ASSIGNMENT
Print out each entry without alteration, and keep the pictures out.
==== TASK DATA
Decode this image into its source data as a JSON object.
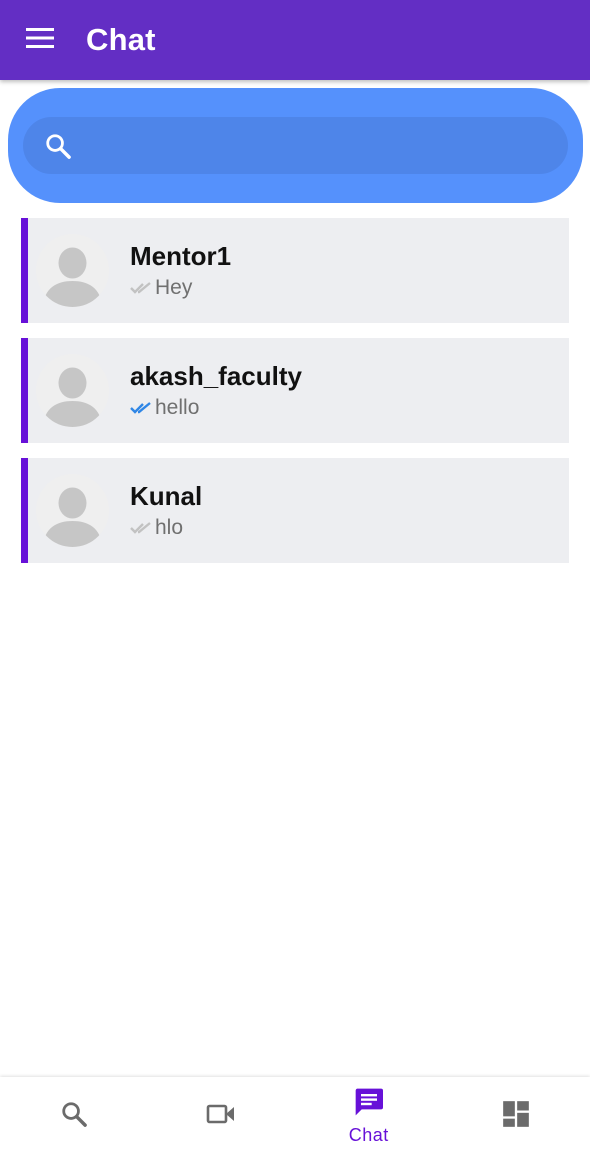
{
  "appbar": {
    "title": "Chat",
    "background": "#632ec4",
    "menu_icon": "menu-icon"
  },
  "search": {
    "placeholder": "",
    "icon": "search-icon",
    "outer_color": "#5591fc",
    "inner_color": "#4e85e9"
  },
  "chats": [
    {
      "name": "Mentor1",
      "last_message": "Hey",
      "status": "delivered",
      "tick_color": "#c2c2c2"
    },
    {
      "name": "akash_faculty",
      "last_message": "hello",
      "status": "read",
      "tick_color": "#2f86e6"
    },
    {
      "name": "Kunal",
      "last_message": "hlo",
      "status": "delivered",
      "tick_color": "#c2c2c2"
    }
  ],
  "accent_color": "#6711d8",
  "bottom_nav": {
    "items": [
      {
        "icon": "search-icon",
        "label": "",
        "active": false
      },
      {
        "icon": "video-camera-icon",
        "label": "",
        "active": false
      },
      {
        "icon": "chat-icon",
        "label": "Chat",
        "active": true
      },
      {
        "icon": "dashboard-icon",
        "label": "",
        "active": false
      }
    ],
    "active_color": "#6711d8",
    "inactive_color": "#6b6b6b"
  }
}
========
ANSWER BOX
Decode this image into its source data as a JSON object.
{
  "appbar": {
    "title": "Chat",
    "background": "#632ec4",
    "menu_icon": "menu-icon"
  },
  "search": {
    "placeholder": "",
    "icon": "search-icon",
    "outer_color": "#5591fc",
    "inner_color": "#4e85e9"
  },
  "chats": [
    {
      "name": "Mentor1",
      "last_message": "Hey",
      "status": "delivered",
      "tick_color": "#c2c2c2"
    },
    {
      "name": "akash_faculty",
      "last_message": "hello",
      "status": "read",
      "tick_color": "#2f86e6"
    },
    {
      "name": "Kunal",
      "last_message": "hlo",
      "status": "delivered",
      "tick_color": "#c2c2c2"
    }
  ],
  "accent_color": "#6711d8",
  "bottom_nav": {
    "items": [
      {
        "icon": "search-icon",
        "label": "",
        "active": false
      },
      {
        "icon": "video-camera-icon",
        "label": "",
        "active": false
      },
      {
        "icon": "chat-icon",
        "label": "Chat",
        "active": true
      },
      {
        "icon": "dashboard-icon",
        "label": "",
        "active": false
      }
    ],
    "active_color": "#6711d8",
    "inactive_color": "#6b6b6b"
  }
}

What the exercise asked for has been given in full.